Sandra Cuffe: Military resorts to killing, numbers in streets double – even opponents of Zelaya join in.
From daily The Morning Star in Britain:
Honduras brought to standstill
Sunday 09 August 2009
by Paul Haste
Mass strikes against the coup in Honduras have continued to sweep the Latin American nation.
A statement from the Frente Nacional de Resistencia – Resistance Front Against the Coup d’Etat – that was released to Caracas-based Telesur news revealed that all the country’s airports were now closed after ground crews joined other airport workers in walking out.
As a result, the Honduran national airline TACA has been forced to suspend all national and international flights, Telesur stated.
The airport workers are the latest to join an indefinite general strike that is taking hold against the de facto regime led by Roberto Micheletti.
Teachers who have been on strike for eight days and hospital workers who have refused to work for the last four days were also joined by electricity workers downing tools at the weekend.
Union leader Ramon Garcia declared that “we are now on an indefinite strike until the democracy that was interrupted by the coup d’etat is restored.”
The strikes are a clear sign that the regime led by Mr Micheletti, who was installed as an “interim” leader by the Honduran military after President Manuel Zelaya was arrested and exiled on June 28, has not succeeded in imposing his authority on the country.
Mr Zelaya, a wealthy rancher who was elected as the candidate of the centre-right Liberal party four years ago, had moved to the left during his presidency to embrace the Venezuelan-led Bolivarian Alternative for the Americas economic bloc and prioritise the fight against poverty and illiteracy.
Such steps alienated the traditionally corrupt conservative elite that had kept Honduras‘s poverty rate one of the highest in Latin America.
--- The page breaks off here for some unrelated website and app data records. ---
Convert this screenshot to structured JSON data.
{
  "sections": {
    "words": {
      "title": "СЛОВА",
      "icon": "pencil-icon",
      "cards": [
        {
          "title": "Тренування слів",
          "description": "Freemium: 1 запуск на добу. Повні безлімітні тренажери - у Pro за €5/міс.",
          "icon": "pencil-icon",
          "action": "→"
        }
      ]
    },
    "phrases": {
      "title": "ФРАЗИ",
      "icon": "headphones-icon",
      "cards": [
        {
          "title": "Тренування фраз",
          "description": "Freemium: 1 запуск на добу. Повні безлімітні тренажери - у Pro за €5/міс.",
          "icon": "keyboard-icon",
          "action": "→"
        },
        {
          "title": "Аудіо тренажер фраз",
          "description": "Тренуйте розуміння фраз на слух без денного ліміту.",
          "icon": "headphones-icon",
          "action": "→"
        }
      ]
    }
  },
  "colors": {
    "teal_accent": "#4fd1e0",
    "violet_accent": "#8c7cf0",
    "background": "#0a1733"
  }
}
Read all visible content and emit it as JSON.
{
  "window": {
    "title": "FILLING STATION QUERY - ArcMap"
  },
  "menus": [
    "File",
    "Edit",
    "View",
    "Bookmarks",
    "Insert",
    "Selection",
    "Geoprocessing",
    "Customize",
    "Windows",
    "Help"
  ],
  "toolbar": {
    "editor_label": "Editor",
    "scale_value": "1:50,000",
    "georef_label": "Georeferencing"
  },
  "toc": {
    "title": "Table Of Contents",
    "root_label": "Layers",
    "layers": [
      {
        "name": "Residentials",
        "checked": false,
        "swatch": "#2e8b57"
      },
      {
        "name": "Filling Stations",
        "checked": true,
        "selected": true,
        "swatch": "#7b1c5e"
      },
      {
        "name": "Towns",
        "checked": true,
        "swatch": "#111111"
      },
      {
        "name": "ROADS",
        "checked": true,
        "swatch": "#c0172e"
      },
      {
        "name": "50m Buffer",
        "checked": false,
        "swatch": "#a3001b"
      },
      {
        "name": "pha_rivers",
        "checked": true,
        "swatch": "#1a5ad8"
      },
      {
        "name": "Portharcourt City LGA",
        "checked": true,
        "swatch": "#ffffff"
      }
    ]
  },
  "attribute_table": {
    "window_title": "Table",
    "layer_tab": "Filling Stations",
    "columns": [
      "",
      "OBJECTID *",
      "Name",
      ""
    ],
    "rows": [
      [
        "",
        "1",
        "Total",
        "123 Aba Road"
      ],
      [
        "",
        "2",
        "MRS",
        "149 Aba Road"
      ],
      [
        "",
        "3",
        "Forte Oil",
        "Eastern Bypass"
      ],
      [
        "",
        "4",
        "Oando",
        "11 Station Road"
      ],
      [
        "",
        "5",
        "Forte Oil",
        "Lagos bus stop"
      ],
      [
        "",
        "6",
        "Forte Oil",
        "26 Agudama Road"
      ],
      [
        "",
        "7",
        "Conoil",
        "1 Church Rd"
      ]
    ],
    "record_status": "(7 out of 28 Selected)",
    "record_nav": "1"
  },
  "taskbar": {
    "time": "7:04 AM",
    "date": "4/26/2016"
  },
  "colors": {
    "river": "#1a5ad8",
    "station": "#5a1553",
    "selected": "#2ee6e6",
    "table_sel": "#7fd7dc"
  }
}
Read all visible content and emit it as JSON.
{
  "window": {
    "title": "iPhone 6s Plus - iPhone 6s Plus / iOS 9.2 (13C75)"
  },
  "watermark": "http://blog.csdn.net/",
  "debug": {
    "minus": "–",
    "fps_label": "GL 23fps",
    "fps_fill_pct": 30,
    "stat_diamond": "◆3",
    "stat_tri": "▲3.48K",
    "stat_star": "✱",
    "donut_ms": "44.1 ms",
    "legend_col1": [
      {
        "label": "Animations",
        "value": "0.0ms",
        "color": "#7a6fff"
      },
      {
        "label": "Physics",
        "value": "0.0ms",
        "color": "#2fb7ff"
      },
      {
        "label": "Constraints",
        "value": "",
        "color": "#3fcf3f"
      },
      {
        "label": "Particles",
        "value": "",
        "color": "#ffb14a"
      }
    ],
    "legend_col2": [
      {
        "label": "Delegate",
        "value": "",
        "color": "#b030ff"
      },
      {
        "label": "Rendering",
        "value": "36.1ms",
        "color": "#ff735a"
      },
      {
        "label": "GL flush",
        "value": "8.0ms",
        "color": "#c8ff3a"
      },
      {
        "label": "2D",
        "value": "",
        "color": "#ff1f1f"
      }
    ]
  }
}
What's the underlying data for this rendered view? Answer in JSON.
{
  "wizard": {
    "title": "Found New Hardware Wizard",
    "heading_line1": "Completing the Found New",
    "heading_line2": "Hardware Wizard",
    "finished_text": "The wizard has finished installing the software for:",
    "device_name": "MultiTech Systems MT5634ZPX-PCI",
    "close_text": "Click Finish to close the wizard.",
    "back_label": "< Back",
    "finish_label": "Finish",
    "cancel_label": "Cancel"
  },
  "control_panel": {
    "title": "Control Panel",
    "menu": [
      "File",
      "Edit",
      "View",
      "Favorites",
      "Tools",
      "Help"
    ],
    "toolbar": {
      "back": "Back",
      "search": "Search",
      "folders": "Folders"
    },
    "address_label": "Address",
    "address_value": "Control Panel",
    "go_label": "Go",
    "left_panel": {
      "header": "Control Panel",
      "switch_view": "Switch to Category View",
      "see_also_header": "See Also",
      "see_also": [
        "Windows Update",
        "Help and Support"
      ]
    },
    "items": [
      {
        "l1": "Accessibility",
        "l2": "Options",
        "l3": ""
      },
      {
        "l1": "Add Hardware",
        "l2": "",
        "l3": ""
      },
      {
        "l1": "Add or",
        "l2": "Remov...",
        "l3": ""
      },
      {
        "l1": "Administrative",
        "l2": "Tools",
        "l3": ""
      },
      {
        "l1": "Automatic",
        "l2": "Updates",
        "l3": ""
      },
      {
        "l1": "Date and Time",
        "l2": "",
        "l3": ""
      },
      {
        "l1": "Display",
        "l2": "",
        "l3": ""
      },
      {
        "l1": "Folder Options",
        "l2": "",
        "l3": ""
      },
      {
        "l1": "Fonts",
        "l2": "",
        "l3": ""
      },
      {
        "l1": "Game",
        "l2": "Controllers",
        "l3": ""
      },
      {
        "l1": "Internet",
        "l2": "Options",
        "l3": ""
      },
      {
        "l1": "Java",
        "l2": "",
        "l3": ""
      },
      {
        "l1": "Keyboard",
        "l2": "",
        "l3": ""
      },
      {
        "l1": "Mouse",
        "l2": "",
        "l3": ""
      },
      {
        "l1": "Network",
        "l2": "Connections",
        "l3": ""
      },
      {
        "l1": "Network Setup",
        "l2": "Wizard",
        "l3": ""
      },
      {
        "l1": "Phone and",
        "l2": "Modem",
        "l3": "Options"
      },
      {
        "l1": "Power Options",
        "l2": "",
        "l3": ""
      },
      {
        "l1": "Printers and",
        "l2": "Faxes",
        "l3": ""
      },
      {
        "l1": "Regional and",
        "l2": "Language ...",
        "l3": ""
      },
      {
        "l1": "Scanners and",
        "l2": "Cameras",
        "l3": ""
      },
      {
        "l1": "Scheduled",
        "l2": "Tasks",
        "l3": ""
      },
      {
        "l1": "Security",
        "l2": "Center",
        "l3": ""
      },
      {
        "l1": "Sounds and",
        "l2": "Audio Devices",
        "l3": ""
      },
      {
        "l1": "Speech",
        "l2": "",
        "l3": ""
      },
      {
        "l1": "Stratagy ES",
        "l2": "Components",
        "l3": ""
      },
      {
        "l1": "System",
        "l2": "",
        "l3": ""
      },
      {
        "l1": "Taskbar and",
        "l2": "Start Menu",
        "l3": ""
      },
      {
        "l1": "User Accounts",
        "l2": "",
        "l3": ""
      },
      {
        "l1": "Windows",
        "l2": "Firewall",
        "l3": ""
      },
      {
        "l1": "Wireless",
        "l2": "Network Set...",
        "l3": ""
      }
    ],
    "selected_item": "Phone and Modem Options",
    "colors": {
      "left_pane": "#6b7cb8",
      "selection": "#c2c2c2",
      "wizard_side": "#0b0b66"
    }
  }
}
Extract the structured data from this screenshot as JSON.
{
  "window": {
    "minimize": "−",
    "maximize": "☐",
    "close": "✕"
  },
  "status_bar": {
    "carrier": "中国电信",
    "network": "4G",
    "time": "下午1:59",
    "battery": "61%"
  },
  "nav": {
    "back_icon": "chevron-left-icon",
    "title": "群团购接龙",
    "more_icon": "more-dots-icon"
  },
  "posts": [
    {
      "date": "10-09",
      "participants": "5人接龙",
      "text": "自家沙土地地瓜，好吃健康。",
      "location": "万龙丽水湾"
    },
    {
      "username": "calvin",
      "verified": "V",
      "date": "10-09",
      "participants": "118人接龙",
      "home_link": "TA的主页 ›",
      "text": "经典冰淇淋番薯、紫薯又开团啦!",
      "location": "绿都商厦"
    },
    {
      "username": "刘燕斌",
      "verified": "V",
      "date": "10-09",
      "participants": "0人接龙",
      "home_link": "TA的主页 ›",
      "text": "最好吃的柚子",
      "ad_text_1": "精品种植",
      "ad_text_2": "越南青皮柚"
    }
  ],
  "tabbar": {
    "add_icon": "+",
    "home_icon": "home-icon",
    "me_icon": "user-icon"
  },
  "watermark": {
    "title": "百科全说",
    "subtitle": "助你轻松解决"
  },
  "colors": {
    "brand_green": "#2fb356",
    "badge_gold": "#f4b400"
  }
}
But rather than wait for the next presidential elections in November – in which Mr Zelaya was constitutionally not permitted to stand for a second term – the military deposed him.
Mr Micheletti claims that he is now consolidating his control of Honduras and his deputy foreign minister Martha Lorena Alvarado insists that “the more time that goes by, the stronger we become.”
But one of the leaders of the Frente Nacional, Juan Barahona, countered the regime‘s claims to assert that the mass strikes taking hold across Honduras “shows that the popular resistance against the de facto regime is gaining strength and continues to grow.”
Also from The Morning Star:
President Barack Obama may have condemned the recent Honduras coup, but it’s emerged that before President Manuel Zelaya was ousted, a Honduran right-wing coalition had been receiving US money.
The Democratic Civil Union of Honduras, a group formed of business interests and political parties, was a driving force behind the coup.
Most of the union’s members have been the beneficiaries of the more than $50 million annually disbursed by the United States Agency for International Development and the National Endowment for Democracy (NED) for “democracy promotion” in Honduras.
The benign-sounding NED was founded in 1983 by the Reagan administration and, says the Cato Institute’s Barbara Conry, was “designed to assist democratic movements abroad in ways that were beyond the reach of established federal programmes.”
The NED would “operate more freely and, at the same time, escape the stigma attached to US foreign aid in many parts of the world.”
To begin with, all NED funding came from the federal budget, but since 1994 private donations, including from the major oil companies, have been accepted.
The Canadian Labour Congress (CLC) condemns the overthrow of democracy by the military in Honduras and supports the call of the Organization of American States (OAS) for the immediate, safe and unconditional return of its democratically-elected constitutional president, Manuel Zelaya: here.
11 August: International Day of Solidarity with Honduras: here.
Honduras coup: Dress rehearsal for imperial coups across Latin America: here.
Honduran Workers Fight for Return of Democracy: here.
Rosamaria Valeriano Flores was returning home from a visit to a public health clinic and found herself in a crowd of people dispersing from a demonstration in support of ousted President Manuel Zelaya. As she crossed the central square of the Honduran capital, a group of soldiers and police officers pushed her to the ground and beat her with their truncheons: here.
Honduras: Interview with Juan Barahona, leader of the National Resistance Front Against the Coup: here.
Honduras – 100 days of Repression and Resistance: here.